StockX stresses that its Vault NFTs are not virtual products or so-called digital sneakers, and instead are merely tokens tied to already authenticated products in its warehouse. This, StockX argues, provides users the benefit of bypassing the sometimes lengthy turnaround of getting a pair authenticated. The response states that the NFTs themselves have no inherent value and cannot be traded separately from their associated physical item.
“The benefit of taking possession of the Vault NFT…is that the owner can make a future trade without incurring transaction costs, delay, or risk of damage or loss associated with shipping physical sneakers to StockX and then to the ultimate recipients,” the filing reads. On its website response, StockX also touts the apparent reduced environmental impact of repeated shipping allowed by the NFTs.
StockX says it has released 11 Vault NFT sneakers thus far from brands including Nike, Adidas, and Puma. The styles were chosen because they were the best-selling products with sufficient sizes in physical product available.
Metaverse beef might be the most quintessentially 2022 thing ever, and there's a doozy of a showdown brewin' in the virtual – and the physical – realm between Nike and StockX. On Thursday, February 3, Nike sued StockX in New York federal court over StockX's sale of 'Vault' NFTs, based on popular Nike sneakers like the Dunk Low in black and white and the A Ma Maniére x Air Jordan 3.
Nike claim that StockX's 'Vault' NFT program – which offers purchasers a unique 'digital token' backed up by a real pair of shoes in the StockX warehouse – hurts their business reputation due to their 'inflated prices': the average aftermarket price of a 'Panda' on StockX is $282, while the 'Panda' NFT goes for $809. The complaint, examined by Reuters, also states that 'murky terms of purchase and ownership' could have a negative impact on the Swoosh's business. 'Nike did not approve of or authorise StockX’s Nike-branded Vault NFTs', continues the complaint. 'Those unsanctioned products are likely to confuse consumers, create a false association between those products and Nike, and dilute Nike’s famous trademarks.'

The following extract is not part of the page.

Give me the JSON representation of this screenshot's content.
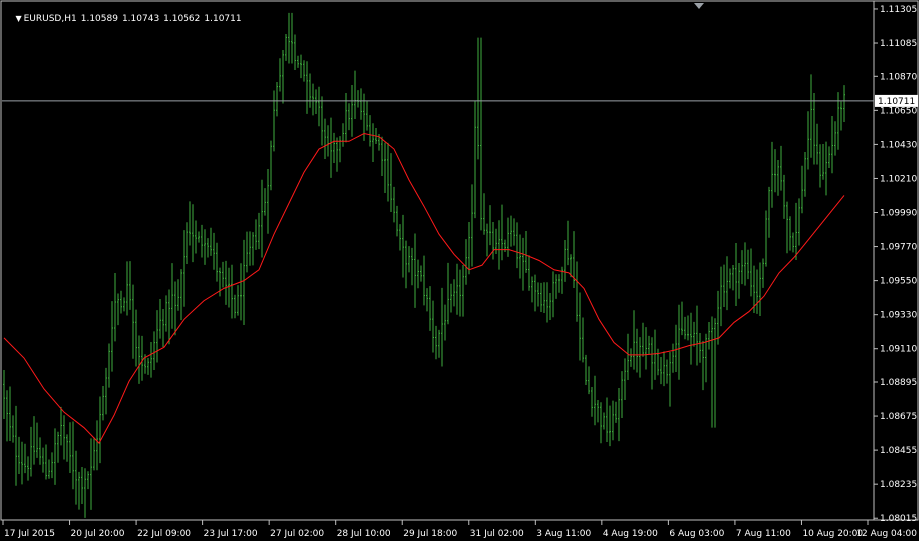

The complaint also goes on to question the murky ownership terms around the 'Vault' NFTs, which also received blowback on social media after being announced. As part of StockX's NFT terms, the company can redeem a user's NFT for an 'experiential component' at their discretion, essentially enabling them to take away an NFT and replace it with a physical product regardless of if the NFT holder agrees to the swap or not.
Nike have rapidly expanded their metaverse real estate in recent months, planting their flag in the digital sphere by acquiring NFT outfit RTFKT in December 2021 and recently announcing a new Nike Virtual Studios division, under which RTFKT will operate. RTFTK will also release its first Nike products in February, which underscores the Swoosh's effort to get StockX to stop selling their products. The lawsuit demands that StockX be prohibited from promoting or selling any Nike-related Vault NFTs, insists that the existing NFTs be destroyed and requests that StockX pays for unspecified 'damages' suffered by Nike. According to Complex's Brendan Dunne, Nike was unwilling to comment on the suit, citing a policy that prohibits public statements on pending litigation. StockX also did not respond to a request for comment.
Though a virtual kerfuffle of this nature is new to the sneaker industry, it's been happening across entertainment and luxury goods as well. Film distributor Miramax sued the director Quentin Tarantino in November 2021 over his plans to auction off a set of NFTs inspired by his classic 1994 film Pulp Fiction (which Miramax distributed), and in January French luxury house Hermes sued the artist Mason Rothschild over a 'MetaBirkin' series of NFTs inspired by their Birkin bags.